Data records for software interfaces:
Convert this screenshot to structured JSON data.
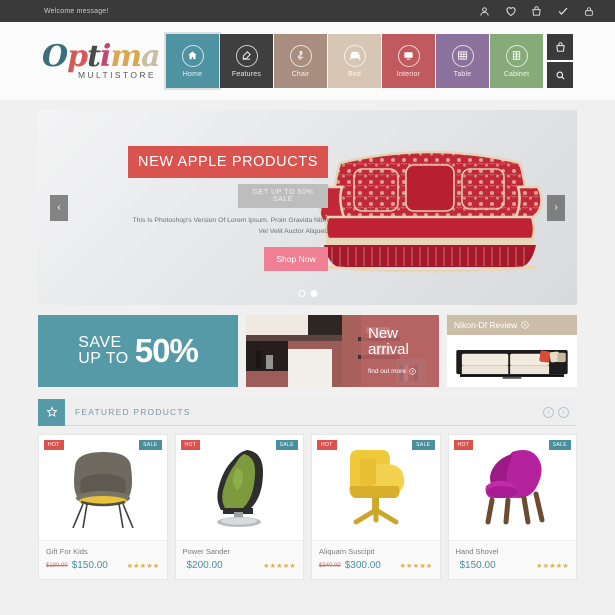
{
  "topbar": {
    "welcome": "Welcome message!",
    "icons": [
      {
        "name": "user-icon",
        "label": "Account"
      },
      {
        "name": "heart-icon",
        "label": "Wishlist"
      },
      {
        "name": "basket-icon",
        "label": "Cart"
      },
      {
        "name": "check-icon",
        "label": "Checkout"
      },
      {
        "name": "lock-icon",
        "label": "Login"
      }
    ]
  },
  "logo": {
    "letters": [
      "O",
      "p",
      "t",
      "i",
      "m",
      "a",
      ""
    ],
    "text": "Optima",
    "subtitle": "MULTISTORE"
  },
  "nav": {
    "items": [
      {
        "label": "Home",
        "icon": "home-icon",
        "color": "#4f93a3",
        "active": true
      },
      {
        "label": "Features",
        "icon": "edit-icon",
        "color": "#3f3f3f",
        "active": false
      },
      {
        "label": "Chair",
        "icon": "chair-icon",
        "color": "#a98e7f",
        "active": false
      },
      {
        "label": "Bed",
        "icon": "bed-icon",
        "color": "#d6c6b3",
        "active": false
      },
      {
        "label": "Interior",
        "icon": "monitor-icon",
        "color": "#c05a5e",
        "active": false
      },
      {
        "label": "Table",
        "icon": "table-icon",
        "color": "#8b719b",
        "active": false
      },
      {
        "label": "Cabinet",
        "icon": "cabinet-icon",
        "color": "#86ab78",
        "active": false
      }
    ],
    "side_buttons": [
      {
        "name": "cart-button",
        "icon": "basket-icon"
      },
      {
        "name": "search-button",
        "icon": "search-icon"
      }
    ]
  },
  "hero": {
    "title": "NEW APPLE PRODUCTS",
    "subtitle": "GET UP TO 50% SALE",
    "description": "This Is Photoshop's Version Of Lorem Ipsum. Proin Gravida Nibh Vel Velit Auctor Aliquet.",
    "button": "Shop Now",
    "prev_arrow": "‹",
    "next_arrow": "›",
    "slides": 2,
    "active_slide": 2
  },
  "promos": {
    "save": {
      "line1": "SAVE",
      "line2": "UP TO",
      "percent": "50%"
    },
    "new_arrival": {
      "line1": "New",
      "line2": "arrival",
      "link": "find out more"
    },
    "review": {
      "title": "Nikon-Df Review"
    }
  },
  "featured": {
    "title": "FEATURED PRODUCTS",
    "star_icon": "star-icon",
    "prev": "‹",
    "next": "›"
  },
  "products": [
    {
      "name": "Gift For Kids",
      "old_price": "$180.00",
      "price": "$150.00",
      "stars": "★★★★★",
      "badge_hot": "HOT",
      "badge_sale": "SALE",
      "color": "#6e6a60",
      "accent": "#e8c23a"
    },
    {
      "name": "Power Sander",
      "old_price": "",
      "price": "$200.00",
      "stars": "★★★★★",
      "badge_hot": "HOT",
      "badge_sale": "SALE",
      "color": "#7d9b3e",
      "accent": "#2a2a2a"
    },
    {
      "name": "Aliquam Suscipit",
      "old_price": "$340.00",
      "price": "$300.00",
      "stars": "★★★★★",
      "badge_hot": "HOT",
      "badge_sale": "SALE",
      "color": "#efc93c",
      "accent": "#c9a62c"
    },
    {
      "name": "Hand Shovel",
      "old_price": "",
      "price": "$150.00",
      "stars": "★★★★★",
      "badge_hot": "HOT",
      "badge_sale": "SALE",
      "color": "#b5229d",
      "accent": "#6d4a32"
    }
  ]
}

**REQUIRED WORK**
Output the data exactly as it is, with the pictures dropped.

**THE ANSWER**
Convert this screenshot to structured JSON data.
{
  "topbar": {
    "welcome": "Welcome message!",
    "icons": [
      {
        "name": "user-icon",
        "label": "Account"
      },
      {
        "name": "heart-icon",
        "label": "Wishlist"
      },
      {
        "name": "basket-icon",
        "label": "Cart"
      },
      {
        "name": "check-icon",
        "label": "Checkout"
      },
      {
        "name": "lock-icon",
        "label": "Login"
      }
    ]
  },
  "logo": {
    "letters": [
      "O",
      "p",
      "t",
      "i",
      "m",
      "a",
      ""
    ],
    "text": "Optima",
    "subtitle": "MULTISTORE"
  },
  "nav": {
    "items": [
      {
        "label": "Home",
        "icon": "home-icon",
        "color": "#4f93a3",
        "active": true
      },
      {
        "label": "Features",
        "icon": "edit-icon",
        "color": "#3f3f3f",
        "active": false
      },
      {
        "label": "Chair",
        "icon": "chair-icon",
        "color": "#a98e7f",
        "active": false
      },
      {
        "label": "Bed",
        "icon": "bed-icon",
        "color": "#d6c6b3",
        "active": false
      },
      {
        "label": "Interior",
        "icon": "monitor-icon",
        "color": "#c05a5e",
        "active": false
      },
      {
        "label": "Table",
        "icon": "table-icon",
        "color": "#8b719b",
        "active": false
      },
      {
        "label": "Cabinet",
        "icon": "cabinet-icon",
        "color": "#86ab78",
        "active": false
      }
    ],
    "side_buttons": [
      {
        "name": "cart-button",
        "icon": "basket-icon"
      },
      {
        "name": "search-button",
        "icon": "search-icon"
      }
    ]
  },
  "hero": {
    "title": "NEW APPLE PRODUCTS",
    "subtitle": "GET UP TO 50% SALE",
    "description": "This Is Photoshop's Version Of Lorem Ipsum. Proin Gravida Nibh Vel Velit Auctor Aliquet.",
    "button": "Shop Now",
    "prev_arrow": "‹",
    "next_arrow": "›",
    "slides": 2,
    "active_slide": 2
  },
  "promos": {
    "save": {
      "line1": "SAVE",
      "line2": "UP TO",
      "percent": "50%"
    },
    "new_arrival": {
      "line1": "New",
      "line2": "arrival",
      "link": "find out more"
    },
    "review": {
      "title": "Nikon-Df Review"
    }
  },
  "featured": {
    "title": "FEATURED PRODUCTS",
    "star_icon": "star-icon",
    "prev": "‹",
    "next": "›"
  },
  "products": [
    {
      "name": "Gift For Kids",
      "old_price": "$180.00",
      "price": "$150.00",
      "stars": "★★★★★",
      "badge_hot": "HOT",
      "badge_sale": "SALE",
      "color": "#6e6a60",
      "accent": "#e8c23a"
    },
    {
      "name": "Power Sander",
      "old_price": "",
      "price": "$200.00",
      "stars": "★★★★★",
      "badge_hot": "HOT",
      "badge_sale": "SALE",
      "color": "#7d9b3e",
      "accent": "#2a2a2a"
    },
    {
      "name": "Aliquam Suscipit",
      "old_price": "$340.00",
      "price": "$300.00",
      "stars": "★★★★★",
      "badge_hot": "HOT",
      "badge_sale": "SALE",
      "color": "#efc93c",
      "accent": "#c9a62c"
    },
    {
      "name": "Hand Shovel",
      "old_price": "",
      "price": "$150.00",
      "stars": "★★★★★",
      "badge_hot": "HOT",
      "badge_sale": "SALE",
      "color": "#b5229d",
      "accent": "#6d4a32"
    }
  ]
}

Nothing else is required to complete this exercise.